[Some of these are completely free, some have some free and some paid-for content, and some are subscription-only. See above for my suggestions on what to do if you don't have a subscription. Some will provide citations but not necessarily full text - these are known as 'bibliographic databases'. The ones in bold are those that I think are the largest - if you are tight on time I would pick a couple of these from your subject area and search them.]
arXiv.org (free) - database of pre-prints (versions of articles before a publisher formatted them) from science, mathematics, computer science, economics, and engineering disciplines
SSRN (free) - the Social Science Research Network - like arXiv but for the social sciences more broadly
PubMed Central (free) - a massive repository of medical science literature
Semantic Scholar (free) - a search engine which allows you to search across various free repositories including arXiv.org and PubMed Central. It uses machine learning to classify papers, giving it some of the advantages of a subject-specific database, although without an advanced search option
RePEc (free) - Research Papers in Economics - a volunteer-run repository for economics pre-prints and papers
NBER (free) - National Bureau of Economic Research - they produce lots of US reports on economics
PhilPapers (free) - a bibliographic database of philosophy papers (not necessarily the full text)

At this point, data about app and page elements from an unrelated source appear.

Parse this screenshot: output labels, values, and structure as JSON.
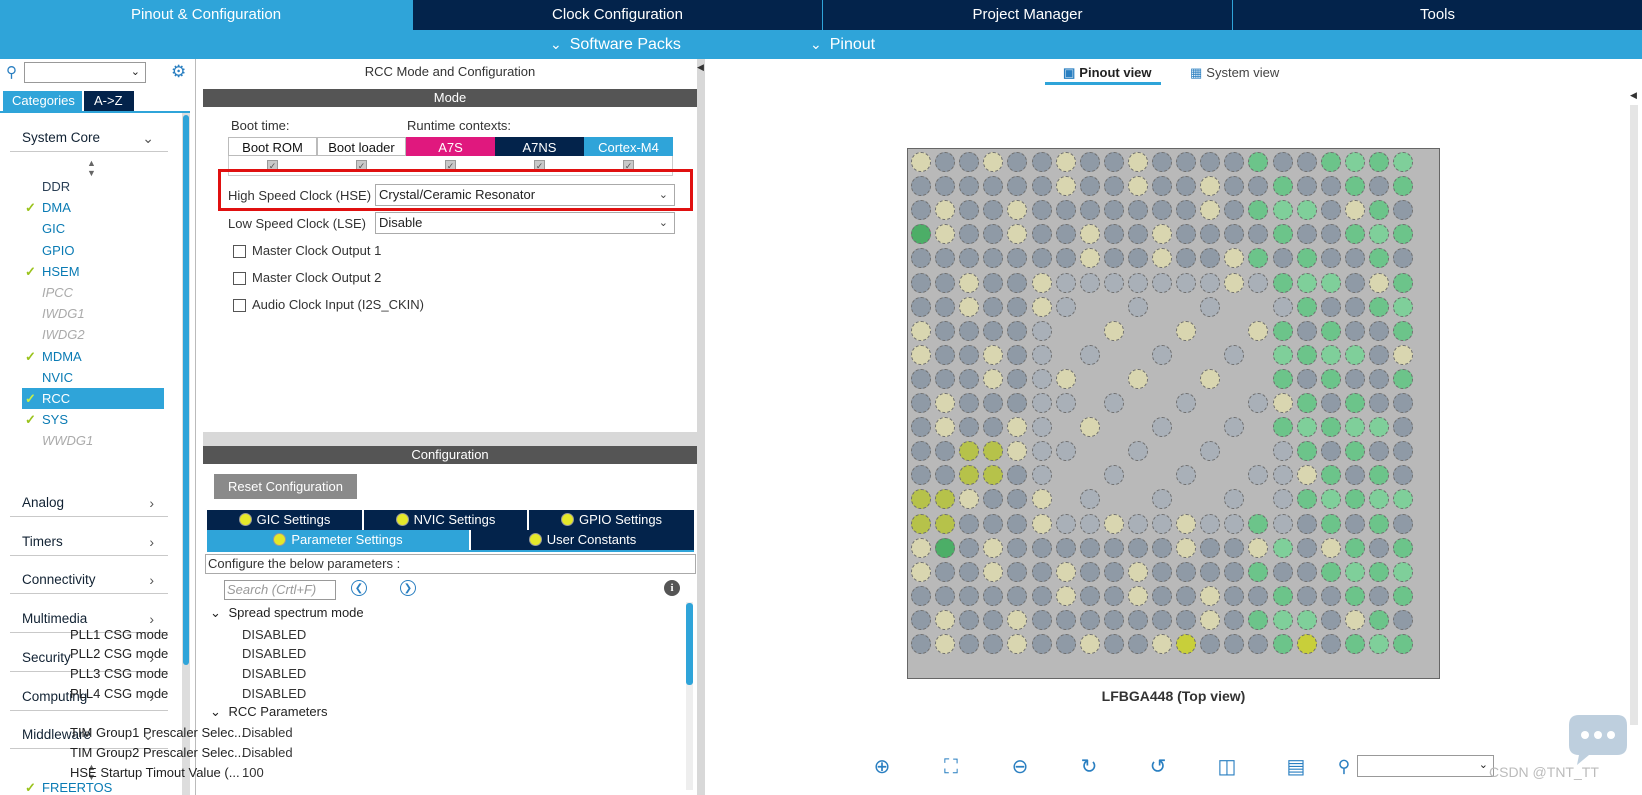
{
  "top_tabs": [
    {
      "label": "Pinout & Configuration"
    },
    {
      "label": "Clock Configuration"
    },
    {
      "label": "Project Manager"
    },
    {
      "label": "Tools"
    }
  ],
  "submenu": {
    "software_packs": "Software Packs",
    "pinout": "Pinout"
  },
  "left": {
    "tab_categories": "Categories",
    "tab_az": "A->Z",
    "system_core": "System Core",
    "peripherals": [
      {
        "label": "DDR",
        "state": "plain",
        "checked": false
      },
      {
        "label": "DMA",
        "state": "norm",
        "checked": true
      },
      {
        "label": "GIC",
        "state": "norm",
        "checked": false
      },
      {
        "label": "GPIO",
        "state": "norm",
        "checked": false
      },
      {
        "label": "HSEM",
        "state": "norm",
        "checked": true
      },
      {
        "label": "IPCC",
        "state": "dis",
        "checked": false
      },
      {
        "label": "IWDG1",
        "state": "dis",
        "checked": false
      },
      {
        "label": "IWDG2",
        "state": "dis",
        "checked": false
      },
      {
        "label": "MDMA",
        "state": "norm",
        "checked": true
      },
      {
        "label": "NVIC",
        "state": "norm",
        "checked": false
      },
      {
        "label": "RCC",
        "state": "sel",
        "checked": true
      },
      {
        "label": "SYS",
        "state": "norm",
        "checked": true
      },
      {
        "label": "WWDG1",
        "state": "dis",
        "checked": false
      }
    ],
    "categories": [
      "Analog",
      "Timers",
      "Connectivity",
      "Multimedia",
      "Security",
      "Computing",
      "Middleware"
    ],
    "freertos": "FREERTOS"
  },
  "mode": {
    "title": "RCC Mode and Configuration",
    "bar": "Mode",
    "boot_time": "Boot time:",
    "runtime_contexts": "Runtime contexts:",
    "contexts": [
      "Boot ROM",
      "Boot loader",
      "A7S",
      "A7NS",
      "Cortex-M4"
    ],
    "hse_label": "High Speed Clock (HSE)",
    "hse_value": "Crystal/Ceramic Resonator",
    "lse_label": "Low Speed Clock (LSE)",
    "lse_value": "Disable",
    "checkboxes": [
      "Master Clock Output 1",
      "Master Clock Output 2",
      "Audio Clock Input (I2S_CKIN)"
    ]
  },
  "config": {
    "bar": "Configuration",
    "reset": "Reset Configuration",
    "tabs_row1": [
      "GIC Settings",
      "NVIC Settings",
      "GPIO Settings"
    ],
    "tabs_row2": [
      "Parameter Settings",
      "User Constants"
    ],
    "hint": "Configure the below parameters :",
    "search_placeholder": "Search (Crtl+F)",
    "groups": [
      {
        "name": "Spread spectrum mode",
        "rows": [
          {
            "name": "PLL1 CSG mode",
            "value": "DISABLED"
          },
          {
            "name": "PLL2 CSG mode",
            "value": "DISABLED"
          },
          {
            "name": "PLL3 CSG mode",
            "value": "DISABLED"
          },
          {
            "name": "PLL4 CSG mode",
            "value": "DISABLED"
          }
        ]
      },
      {
        "name": "RCC Parameters",
        "rows": [
          {
            "name": "TIM Group1 Prescaler Selec...",
            "value": "Disabled"
          },
          {
            "name": "TIM Group2 Prescaler Selec...",
            "value": "Disabled"
          },
          {
            "name": "HSE Startup Timout Value (...",
            "value": "100"
          }
        ]
      }
    ]
  },
  "right": {
    "pinout_view": "Pinout view",
    "system_view": "System view",
    "chip_label": "LFBGA448 (Top view)",
    "watermark": "CSDN @TNT_TT"
  },
  "colors": {
    "accent": "#2fa4d9",
    "navy": "#03234b",
    "a7s": "#e0187e",
    "highlight": "#e01010"
  }
}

The Existential Risk Research Assessment (free) - a new (and incomplete) bibliography of papers on existential risk, being put together by the Centre for the Study of Existential Risk and crowd-sourced by people like you!
UK Data Service (free) - access to major UK government-sponsored surveys and economic data
World Bank Data Catalog (free) - access to the World Bank's global development data
ICPSR (free) - a huge data archive of social science research data
EThOS (free) - the best resource for UK dissertations and theses. Not all will be available online.
ORA (free) - Oxford's own repository of pre-print papers - many will not be available until after an embargo period of 6 months - 2 years
Many other institutions have their own repositories - if you are looking for a particular paper by an academic, you can try looking there for a copy
JSTOR (subscription) - a huge collection of digitised journal articles covering all subjects
Scopus (subscription) - a major interdisciplinary bibliographic database
Web of Science (subscription) - a major interdisciplinary bibliographic database, including collections like the Social Sciences Citation Index.
Philosopher's Index (subscription) - one of the biggest bibliographic databases of philosophy
EconLit (subscription) - indexes over 120 years of economics literature from around the world
OECD iLibrary (subscription) - the online library of the Organisation for Economic Cooperation and Development including data, reports, articles and books
ACM Digital Library (subscription) - journal articles and conference proceedings from the Association for Computing Machinery
MathSciNet (subscription) - a bibliographic database for the mathematical sciences
PsycINFO (subscription) - a large bibliographic database for psychology